Penkkarit

From Wikipedia, the free encyclopedia
Jump to: navigation, search
Lorries during penkkarit

Penkkarit (more formally penkinpainajaiset, "benchpressing [fest]", or bänkskuddardagen ("penkkis") in Swedish) is a yearly tradition among Finnish upper secondary school (Finnish: lukio) students. The event is celebrated in the spring of their final, usually third, year as the final day of school, before the start of the matriculation exams. Traditionally, the date of penkkarit is a Thursday in late or mid-February.[1]

The origin[edit]

Until 1919, the Finnish matriculation exam took place in University of Helsinki and was formally the entrance exam of this university. The upper secondary school students who wished to graduate left their hometowns for Helsinki, usually somewhat ceremonially. After 1919, the examination was conducted in schools.
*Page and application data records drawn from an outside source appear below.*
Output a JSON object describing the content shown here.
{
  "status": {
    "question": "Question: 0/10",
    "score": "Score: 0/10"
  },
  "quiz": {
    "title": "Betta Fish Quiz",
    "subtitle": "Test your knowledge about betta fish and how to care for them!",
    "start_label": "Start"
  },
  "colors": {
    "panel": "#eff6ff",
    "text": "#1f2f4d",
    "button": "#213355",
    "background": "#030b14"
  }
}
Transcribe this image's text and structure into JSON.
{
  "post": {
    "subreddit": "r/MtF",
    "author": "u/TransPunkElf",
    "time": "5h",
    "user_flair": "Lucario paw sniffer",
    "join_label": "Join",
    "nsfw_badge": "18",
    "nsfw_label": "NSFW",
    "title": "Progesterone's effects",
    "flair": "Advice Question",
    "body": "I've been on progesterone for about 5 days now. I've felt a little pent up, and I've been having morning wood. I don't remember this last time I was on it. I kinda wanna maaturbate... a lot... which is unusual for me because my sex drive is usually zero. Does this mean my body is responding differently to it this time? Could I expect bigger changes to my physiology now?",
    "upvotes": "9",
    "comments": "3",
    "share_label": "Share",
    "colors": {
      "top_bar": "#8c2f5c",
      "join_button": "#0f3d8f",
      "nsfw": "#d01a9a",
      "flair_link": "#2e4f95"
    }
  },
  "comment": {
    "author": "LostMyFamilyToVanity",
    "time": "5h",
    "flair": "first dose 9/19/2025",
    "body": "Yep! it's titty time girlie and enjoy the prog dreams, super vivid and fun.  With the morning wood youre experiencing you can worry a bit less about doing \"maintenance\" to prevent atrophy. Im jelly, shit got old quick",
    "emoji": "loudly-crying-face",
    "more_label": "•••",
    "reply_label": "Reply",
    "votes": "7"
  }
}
However, since the 1920s, the students stop attending classes in February, devoting themselves to solitary preparation for the exams which are held in March.[1][2]

Celebration[edit]

The celebration of the penkkarit varies from school to school. Usually, the school-leaving students dress as for a masquerade, following a theme decided by themselves. The event often includes following elements

  • school-leavers visiting the classes of junior students, interrupting the teaching and replacing it with a parody class.
  • throwing candy at the junior students
  • visiting lower secondary or primary school, meeting old teachers and throwing candy
  • singing parodic songs about the teachers
  • presenting a humorous short film (Finnish: abivideo) to other students at the school hall

The ceremonies usually end with the school-leavers riding away from the school on lorries decorated for the purpose. The design of the decorations is usually a mixture of pride in and insult at the own school. Often, the students then visit the major local elementary schools.

In larger towns, the penkkarit culminate at a parade where the lorries drive across the city at a slow speed, and the final-year students on top of them shouting slogans and throwing candy at passers-by. The event is particularly popular among children, who come to the streets to collect free candy.

References[edit]

  1. ^ a b Virkkunen, K. Penkinpainajaiset ennen ja tänään Pyhäjoen kuulumiset 19.2.2003. Retrieved 9-4-2007. (in Finnish)
  2. ^ Kevään 2008 koepäivät. Ylioppilastutkintolautakunta. Retrieved 9-4-2007. (in Finnish)